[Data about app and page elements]
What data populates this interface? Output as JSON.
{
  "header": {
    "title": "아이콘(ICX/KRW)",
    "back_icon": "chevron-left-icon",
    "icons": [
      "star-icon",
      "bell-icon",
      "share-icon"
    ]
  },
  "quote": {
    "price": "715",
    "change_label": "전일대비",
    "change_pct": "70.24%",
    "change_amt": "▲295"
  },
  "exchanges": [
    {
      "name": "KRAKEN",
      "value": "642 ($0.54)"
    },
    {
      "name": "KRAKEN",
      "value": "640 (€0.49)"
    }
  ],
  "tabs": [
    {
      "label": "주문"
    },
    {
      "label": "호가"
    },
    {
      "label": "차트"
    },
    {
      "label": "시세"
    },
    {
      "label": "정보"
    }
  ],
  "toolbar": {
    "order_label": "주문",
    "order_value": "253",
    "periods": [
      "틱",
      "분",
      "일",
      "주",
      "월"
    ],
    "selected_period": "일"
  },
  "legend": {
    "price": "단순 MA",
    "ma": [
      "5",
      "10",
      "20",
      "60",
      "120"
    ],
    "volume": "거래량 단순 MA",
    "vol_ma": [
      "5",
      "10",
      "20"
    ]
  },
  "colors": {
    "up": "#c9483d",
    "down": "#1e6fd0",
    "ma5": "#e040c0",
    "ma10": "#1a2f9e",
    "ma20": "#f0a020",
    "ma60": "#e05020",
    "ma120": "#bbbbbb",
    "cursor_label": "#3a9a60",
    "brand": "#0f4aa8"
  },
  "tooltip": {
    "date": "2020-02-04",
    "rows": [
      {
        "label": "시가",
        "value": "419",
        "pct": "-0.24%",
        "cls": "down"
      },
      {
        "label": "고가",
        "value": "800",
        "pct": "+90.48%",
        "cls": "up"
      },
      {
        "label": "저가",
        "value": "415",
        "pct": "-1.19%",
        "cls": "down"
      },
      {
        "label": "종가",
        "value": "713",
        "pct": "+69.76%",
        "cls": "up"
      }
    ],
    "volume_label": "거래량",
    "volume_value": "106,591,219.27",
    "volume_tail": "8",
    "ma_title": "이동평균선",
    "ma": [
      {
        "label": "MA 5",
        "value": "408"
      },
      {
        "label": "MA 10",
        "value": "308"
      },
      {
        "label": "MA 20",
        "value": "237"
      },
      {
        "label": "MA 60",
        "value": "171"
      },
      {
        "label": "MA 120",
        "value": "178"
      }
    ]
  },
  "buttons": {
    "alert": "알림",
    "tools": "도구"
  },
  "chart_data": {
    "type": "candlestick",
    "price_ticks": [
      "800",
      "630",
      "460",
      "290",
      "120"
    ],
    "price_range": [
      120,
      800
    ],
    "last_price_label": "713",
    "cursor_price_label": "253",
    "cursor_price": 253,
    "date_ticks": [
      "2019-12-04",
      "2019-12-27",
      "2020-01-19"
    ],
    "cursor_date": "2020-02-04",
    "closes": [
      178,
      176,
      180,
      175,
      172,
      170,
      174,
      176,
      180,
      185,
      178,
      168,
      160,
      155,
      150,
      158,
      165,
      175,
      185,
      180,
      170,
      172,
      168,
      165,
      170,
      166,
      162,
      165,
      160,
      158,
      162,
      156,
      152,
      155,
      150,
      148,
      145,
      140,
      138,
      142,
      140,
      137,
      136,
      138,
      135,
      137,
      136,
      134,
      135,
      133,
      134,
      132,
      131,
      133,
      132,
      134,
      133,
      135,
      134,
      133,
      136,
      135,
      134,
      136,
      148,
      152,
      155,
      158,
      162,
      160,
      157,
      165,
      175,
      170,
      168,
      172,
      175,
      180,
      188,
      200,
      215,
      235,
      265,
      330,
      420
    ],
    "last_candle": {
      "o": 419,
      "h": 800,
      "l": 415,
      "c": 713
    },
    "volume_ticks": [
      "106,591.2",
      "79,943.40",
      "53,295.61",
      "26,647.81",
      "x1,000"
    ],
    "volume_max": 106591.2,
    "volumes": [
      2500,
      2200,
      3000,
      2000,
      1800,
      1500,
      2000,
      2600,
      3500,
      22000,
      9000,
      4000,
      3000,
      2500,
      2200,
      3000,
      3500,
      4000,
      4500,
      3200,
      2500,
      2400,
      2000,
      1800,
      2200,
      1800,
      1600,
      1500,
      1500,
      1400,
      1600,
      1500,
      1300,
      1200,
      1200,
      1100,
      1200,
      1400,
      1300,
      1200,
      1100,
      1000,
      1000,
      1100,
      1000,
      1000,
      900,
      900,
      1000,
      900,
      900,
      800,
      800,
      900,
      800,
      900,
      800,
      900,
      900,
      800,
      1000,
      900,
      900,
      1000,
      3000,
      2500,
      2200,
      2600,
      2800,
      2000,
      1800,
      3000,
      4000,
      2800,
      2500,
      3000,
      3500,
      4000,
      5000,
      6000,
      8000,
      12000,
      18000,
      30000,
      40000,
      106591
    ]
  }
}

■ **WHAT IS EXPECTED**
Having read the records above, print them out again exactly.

■ **RESULT**
What data populates this interface? Output as JSON.
{
  "header": {
    "title": "아이콘(ICX/KRW)",
    "back_icon": "chevron-left-icon",
    "icons": [
      "star-icon",
      "bell-icon",
      "share-icon"
    ]
  },
  "quote": {
    "price": "715",
    "change_label": "전일대비",
    "change_pct": "70.24%",
    "change_amt": "▲295"
  },
  "exchanges": [
    {
      "name": "KRAKEN",
      "value": "642 ($0.54)"
    },
    {
      "name": "KRAKEN",
      "value": "640 (€0.49)"
    }
  ],
  "tabs": [
    {
      "label": "주문"
    },
    {
      "label": "호가"
    },
    {
      "label": "차트"
    },
    {
      "label": "시세"
    },
    {
      "label": "정보"
    }
  ],
  "toolbar": {
    "order_label": "주문",
    "order_value": "253",
    "periods": [
      "틱",
      "분",
      "일",
      "주",
      "월"
    ],
    "selected_period": "일"
  },
  "legend": {
    "price": "단순 MA",
    "ma": [
      "5",
      "10",
      "20",
      "60",
      "120"
    ],
    "volume": "거래량 단순 MA",
    "vol_ma": [
      "5",
      "10",
      "20"
    ]
  },
  "colors": {
    "up": "#c9483d",
    "down": "#1e6fd0",
    "ma5": "#e040c0",
    "ma10": "#1a2f9e",
    "ma20": "#f0a020",
    "ma60": "#e05020",
    "ma120": "#bbbbbb",
    "cursor_label": "#3a9a60",
    "brand": "#0f4aa8"
  },
  "tooltip": {
    "date": "2020-02-04",
    "rows": [
      {
        "label": "시가",
        "value": "419",
        "pct": "-0.24%",
        "cls": "down"
      },
      {
        "label": "고가",
        "value": "800",
        "pct": "+90.48%",
        "cls": "up"
      },
      {
        "label": "저가",
        "value": "415",
        "pct": "-1.19%",
        "cls": "down"
      },
      {
        "label": "종가",
        "value": "713",
        "pct": "+69.76%",
        "cls": "up"
      }
    ],
    "volume_label": "거래량",
    "volume_value": "106,591,219.27",
    "volume_tail": "8",
    "ma_title": "이동평균선",
    "ma": [
      {
        "label": "MA 5",
        "value": "408"
      },
      {
        "label": "MA 10",
        "value": "308"
      },
      {
        "label": "MA 20",
        "value": "237"
      },
      {
        "label": "MA 60",
        "value": "171"
      },
      {
        "label": "MA 120",
        "value": "178"
      }
    ]
  },
  "buttons": {
    "alert": "알림",
    "tools": "도구"
  },
  "chart_data": {
    "type": "candlestick",
    "price_ticks": [
      "800",
      "630",
      "460",
      "290",
      "120"
    ],
    "price_range": [
      120,
      800
    ],
    "last_price_label": "713",
    "cursor_price_label": "253",
    "cursor_price": 253,
    "date_ticks": [
      "2019-12-04",
      "2019-12-27",
      "2020-01-19"
    ],
    "cursor_date": "2020-02-04",
    "closes": [
      178,
      176,
      180,
      175,
      172,
      170,
      174,
      176,
      180,
      185,
      178,
      168,
      160,
      155,
      150,
      158,
      165,
      175,
      185,
      180,
      170,
      172,
      168,
      165,
      170,
      166,
      162,
      165,
      160,
      158,
      162,
      156,
      152,
      155,
      150,
      148,
      145,
      140,
      138,
      142,
      140,
      137,
      136,
      138,
      135,
      137,
      136,
      134,
      135,
      133,
      134,
      132,
      131,
      133,
      132,
      134,
      133,
      135,
      134,
      133,
      136,
      135,
      134,
      136,
      148,
      152,
      155,
      158,
      162,
      160,
      157,
      165,
      175,
      170,
      168,
      172,
      175,
      180,
      188,
      200,
      215,
      235,
      265,
      330,
      420
    ],
    "last_candle": {
      "o": 419,
      "h": 800,
      "l": 415,
      "c": 713
    },
    "volume_ticks": [
      "106,591.2",
      "79,943.40",
      "53,295.61",
      "26,647.81",
      "x1,000"
    ],
    "volume_max": 106591.2,
    "volumes": [
      2500,
      2200,
      3000,
      2000,
      1800,
      1500,
      2000,
      2600,
      3500,
      22000,
      9000,
      4000,
      3000,
      2500,
      2200,
      3000,
      3500,
      4000,
      4500,
      3200,
      2500,
      2400,
      2000,
      1800,
      2200,
      1800,
      1600,
      1500,
      1500,
      1400,
      1600,
      1500,
      1300,
      1200,
      1200,
      1100,
      1200,
      1400,
      1300,
      1200,
      1100,
      1000,
      1000,
      1100,
      1000,
      1000,
      900,
      900,
      1000,
      900,
      900,
      800,
      800,
      900,
      800,
      900,
      800,
      900,
      900,
      800,
      1000,
      900,
      900,
      1000,
      3000,
      2500,
      2200,
      2600,
      2800,
      2000,
      1800,
      3000,
      4000,
      2800,
      2500,
      3000,
      3500,
      4000,
      5000,
      6000,
      8000,
      12000,
      18000,
      30000,
      40000,
      106591
    ]
  }
}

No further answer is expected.